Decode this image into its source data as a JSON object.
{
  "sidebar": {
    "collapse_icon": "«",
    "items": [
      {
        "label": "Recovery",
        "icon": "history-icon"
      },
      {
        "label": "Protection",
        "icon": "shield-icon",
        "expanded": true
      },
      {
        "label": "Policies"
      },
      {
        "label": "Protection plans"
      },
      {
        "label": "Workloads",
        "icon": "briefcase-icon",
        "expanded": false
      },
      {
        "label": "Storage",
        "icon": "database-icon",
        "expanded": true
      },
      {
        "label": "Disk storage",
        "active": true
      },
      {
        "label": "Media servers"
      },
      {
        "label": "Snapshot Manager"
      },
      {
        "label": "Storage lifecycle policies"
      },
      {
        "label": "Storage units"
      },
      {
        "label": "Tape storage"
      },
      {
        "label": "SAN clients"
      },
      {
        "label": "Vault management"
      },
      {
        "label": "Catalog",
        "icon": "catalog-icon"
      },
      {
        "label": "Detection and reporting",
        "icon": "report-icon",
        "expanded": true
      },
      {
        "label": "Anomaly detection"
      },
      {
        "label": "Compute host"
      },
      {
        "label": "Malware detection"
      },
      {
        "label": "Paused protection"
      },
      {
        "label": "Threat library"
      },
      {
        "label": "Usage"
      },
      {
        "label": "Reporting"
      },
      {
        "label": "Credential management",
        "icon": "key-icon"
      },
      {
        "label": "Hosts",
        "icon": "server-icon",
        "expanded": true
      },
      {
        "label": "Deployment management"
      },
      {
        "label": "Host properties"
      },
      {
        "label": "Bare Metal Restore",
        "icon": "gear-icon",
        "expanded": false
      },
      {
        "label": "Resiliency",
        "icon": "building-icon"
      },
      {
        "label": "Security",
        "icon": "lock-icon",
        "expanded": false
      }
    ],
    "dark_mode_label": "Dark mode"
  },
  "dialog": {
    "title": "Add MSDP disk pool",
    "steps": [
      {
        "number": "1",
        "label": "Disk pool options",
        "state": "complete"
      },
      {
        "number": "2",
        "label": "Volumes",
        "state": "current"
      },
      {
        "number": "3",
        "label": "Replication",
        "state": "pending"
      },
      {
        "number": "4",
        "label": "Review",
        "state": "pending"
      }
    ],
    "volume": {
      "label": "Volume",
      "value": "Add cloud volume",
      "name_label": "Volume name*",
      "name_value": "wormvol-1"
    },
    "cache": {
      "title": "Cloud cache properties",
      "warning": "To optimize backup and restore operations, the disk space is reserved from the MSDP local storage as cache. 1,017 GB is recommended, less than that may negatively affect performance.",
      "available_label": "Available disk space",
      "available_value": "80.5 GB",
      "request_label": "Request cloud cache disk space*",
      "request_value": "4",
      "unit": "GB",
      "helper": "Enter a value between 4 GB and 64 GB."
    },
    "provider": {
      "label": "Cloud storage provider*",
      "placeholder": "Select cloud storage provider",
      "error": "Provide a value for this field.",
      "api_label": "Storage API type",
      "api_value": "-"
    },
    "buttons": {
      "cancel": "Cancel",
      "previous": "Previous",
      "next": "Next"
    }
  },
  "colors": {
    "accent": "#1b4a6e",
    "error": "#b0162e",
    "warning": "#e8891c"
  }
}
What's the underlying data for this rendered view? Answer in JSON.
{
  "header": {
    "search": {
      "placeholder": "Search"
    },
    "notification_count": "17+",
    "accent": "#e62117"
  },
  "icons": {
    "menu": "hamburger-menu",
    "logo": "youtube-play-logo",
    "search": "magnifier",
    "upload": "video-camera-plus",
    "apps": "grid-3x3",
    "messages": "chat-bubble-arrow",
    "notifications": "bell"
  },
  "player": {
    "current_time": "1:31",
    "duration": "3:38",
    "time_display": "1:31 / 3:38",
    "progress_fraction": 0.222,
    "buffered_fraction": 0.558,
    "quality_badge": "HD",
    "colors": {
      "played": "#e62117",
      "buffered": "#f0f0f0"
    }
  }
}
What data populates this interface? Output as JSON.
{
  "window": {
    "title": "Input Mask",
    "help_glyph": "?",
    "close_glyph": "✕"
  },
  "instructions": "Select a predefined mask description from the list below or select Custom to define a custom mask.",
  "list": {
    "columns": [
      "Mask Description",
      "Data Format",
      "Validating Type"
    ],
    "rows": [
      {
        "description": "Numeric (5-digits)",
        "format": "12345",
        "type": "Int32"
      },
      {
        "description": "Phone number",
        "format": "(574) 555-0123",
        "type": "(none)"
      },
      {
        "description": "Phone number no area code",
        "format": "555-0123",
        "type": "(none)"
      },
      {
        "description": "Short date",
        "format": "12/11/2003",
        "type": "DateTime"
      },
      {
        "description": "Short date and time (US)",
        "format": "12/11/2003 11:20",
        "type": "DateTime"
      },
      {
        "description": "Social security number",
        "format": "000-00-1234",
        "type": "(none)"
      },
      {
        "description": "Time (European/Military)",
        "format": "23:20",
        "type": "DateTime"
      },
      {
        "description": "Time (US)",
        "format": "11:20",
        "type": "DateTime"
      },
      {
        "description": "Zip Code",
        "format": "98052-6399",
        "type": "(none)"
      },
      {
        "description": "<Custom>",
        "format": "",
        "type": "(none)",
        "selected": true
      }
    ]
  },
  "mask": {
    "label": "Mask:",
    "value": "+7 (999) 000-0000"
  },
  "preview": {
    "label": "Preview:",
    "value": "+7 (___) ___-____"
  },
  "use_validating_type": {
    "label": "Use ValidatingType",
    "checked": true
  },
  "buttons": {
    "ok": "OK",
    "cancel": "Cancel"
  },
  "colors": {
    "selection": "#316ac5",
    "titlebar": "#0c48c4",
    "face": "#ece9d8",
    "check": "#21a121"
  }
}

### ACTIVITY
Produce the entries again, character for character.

### WRITTEN REPLY
Decode this image into its source data as a JSON object.
{
  "sidebar": {
    "collapse_icon": "«",
    "items": [
      {
        "label": "Recovery",
        "icon": "history-icon"
      },
      {
        "label": "Protection",
        "icon": "shield-icon",
        "expanded": true
      },
      {
        "label": "Policies"
      },
      {
        "label": "Protection plans"
      },
      {
        "label": "Workloads",
        "icon": "briefcase-icon",
        "expanded": false
      },
      {
        "label": "Storage",
        "icon": "database-icon",
        "expanded": true
      },
      {
        "label": "Disk storage",
        "active": true
      },
      {
        "label": "Media servers"
      },
      {
        "label": "Snapshot Manager"
      },
      {
        "label": "Storage lifecycle policies"
      },
      {
        "label": "Storage units"
      },
      {
        "label": "Tape storage"
      },
      {
        "label": "SAN clients"
      },
      {
        "label": "Vault management"
      },
      {
        "label": "Catalog",
        "icon": "catalog-icon"
      },
      {
        "label": "Detection and reporting",
        "icon": "report-icon",
        "expanded": true
      },
      {
        "label": "Anomaly detection"
      },
      {
        "label": "Compute host"
      },
      {
        "label": "Malware detection"
      },
      {
        "label": "Paused protection"
      },
      {
        "label": "Threat library"
      },
      {
        "label": "Usage"
      },
      {
        "label": "Reporting"
      },
      {
        "label": "Credential management",
        "icon": "key-icon"
      },
      {
        "label": "Hosts",
        "icon": "server-icon",
        "expanded": true
      },
      {
        "label": "Deployment management"
      },
      {
        "label": "Host properties"
      },
      {
        "label": "Bare Metal Restore",
        "icon": "gear-icon",
        "expanded": false
      },
      {
        "label": "Resiliency",
        "icon": "building-icon"
      },
      {
        "label": "Security",
        "icon": "lock-icon",
        "expanded": false
      }
    ],
    "dark_mode_label": "Dark mode"
  },
  "dialog": {
    "title": "Add MSDP disk pool",
    "steps": [
      {
        "number": "1",
        "label": "Disk pool options",
        "state": "complete"
      },
      {
        "number": "2",
        "label": "Volumes",
        "state": "current"
      },
      {
        "number": "3",
        "label": "Replication",
        "state": "pending"
      },
      {
        "number": "4",
        "label": "Review",
        "state": "pending"
      }
    ],
    "volume": {
      "label": "Volume",
      "value": "Add cloud volume",
      "name_label": "Volume name*",
      "name_value": "wormvol-1"
    },
    "cache": {
      "title": "Cloud cache properties",
      "warning": "To optimize backup and restore operations, the disk space is reserved from the MSDP local storage as cache. 1,017 GB is recommended, less than that may negatively affect performance.",
      "available_label": "Available disk space",
      "available_value": "80.5 GB",
      "request_label": "Request cloud cache disk space*",
      "request_value": "4",
      "unit": "GB",
      "helper": "Enter a value between 4 GB and 64 GB."
    },
    "provider": {
      "label": "Cloud storage provider*",
      "placeholder": "Select cloud storage provider",
      "error": "Provide a value for this field.",
      "api_label": "Storage API type",
      "api_value": "-"
    },
    "buttons": {
      "cancel": "Cancel",
      "previous": "Previous",
      "next": "Next"
    }
  },
  "colors": {
    "accent": "#1b4a6e",
    "error": "#b0162e",
    "warning": "#e8891c"
  }
}
What's the underlying data for this rendered view? Answer in JSON.
{
  "header": {
    "search": {
      "placeholder": "Search"
    },
    "notification_count": "17+",
    "accent": "#e62117"
  },
  "icons": {
    "menu": "hamburger-menu",
    "logo": "youtube-play-logo",
    "search": "magnifier",
    "upload": "video-camera-plus",
    "apps": "grid-3x3",
    "messages": "chat-bubble-arrow",
    "notifications": "bell"
  },
  "player": {
    "current_time": "1:31",
    "duration": "3:38",
    "time_display": "1:31 / 3:38",
    "progress_fraction": 0.222,
    "buffered_fraction": 0.558,
    "quality_badge": "HD",
    "colors": {
      "played": "#e62117",
      "buffered": "#f0f0f0"
    }
  }
}
What data populates this interface? Output as JSON.
{
  "window": {
    "title": "Input Mask",
    "help_glyph": "?",
    "close_glyph": "✕"
  },
  "instructions": "Select a predefined mask description from the list below or select Custom to define a custom mask.",
  "list": {
    "columns": [
      "Mask Description",
      "Data Format",
      "Validating Type"
    ],
    "rows": [
      {
        "description": "Numeric (5-digits)",
        "format": "12345",
        "type": "Int32"
      },
      {
        "description": "Phone number",
        "format": "(574) 555-0123",
        "type": "(none)"
      },
      {
        "description": "Phone number no area code",
        "format": "555-0123",
        "type": "(none)"
      },
      {
        "description": "Short date",
        "format": "12/11/2003",
        "type": "DateTime"
      },
      {
        "description": "Short date and time (US)",
        "format": "12/11/2003 11:20",
        "type": "DateTime"
      },
      {
        "description": "Social security number",
        "format": "000-00-1234",
        "type": "(none)"
      },
      {
        "description": "Time (European/Military)",
        "format": "23:20",
        "type": "DateTime"
      },
      {
        "description": "Time (US)",
        "format": "11:20",
        "type": "DateTime"
      },
      {
        "description": "Zip Code",
        "format": "98052-6399",
        "type": "(none)"
      },
      {
        "description": "<Custom>",
        "format": "",
        "type": "(none)",
        "selected": true
      }
    ]
  },
  "mask": {
    "label": "Mask:",
    "value": "+7 (999) 000-0000"
  },
  "preview": {
    "label": "Preview:",
    "value": "+7 (___) ___-____"
  },
  "use_validating_type": {
    "label": "Use ValidatingType",
    "checked": true
  },
  "buttons": {
    "ok": "OK",
    "cancel": "Cancel"
  },
  "colors": {
    "selection": "#316ac5",
    "titlebar": "#0c48c4",
    "face": "#ece9d8",
    "check": "#21a121"
  }
}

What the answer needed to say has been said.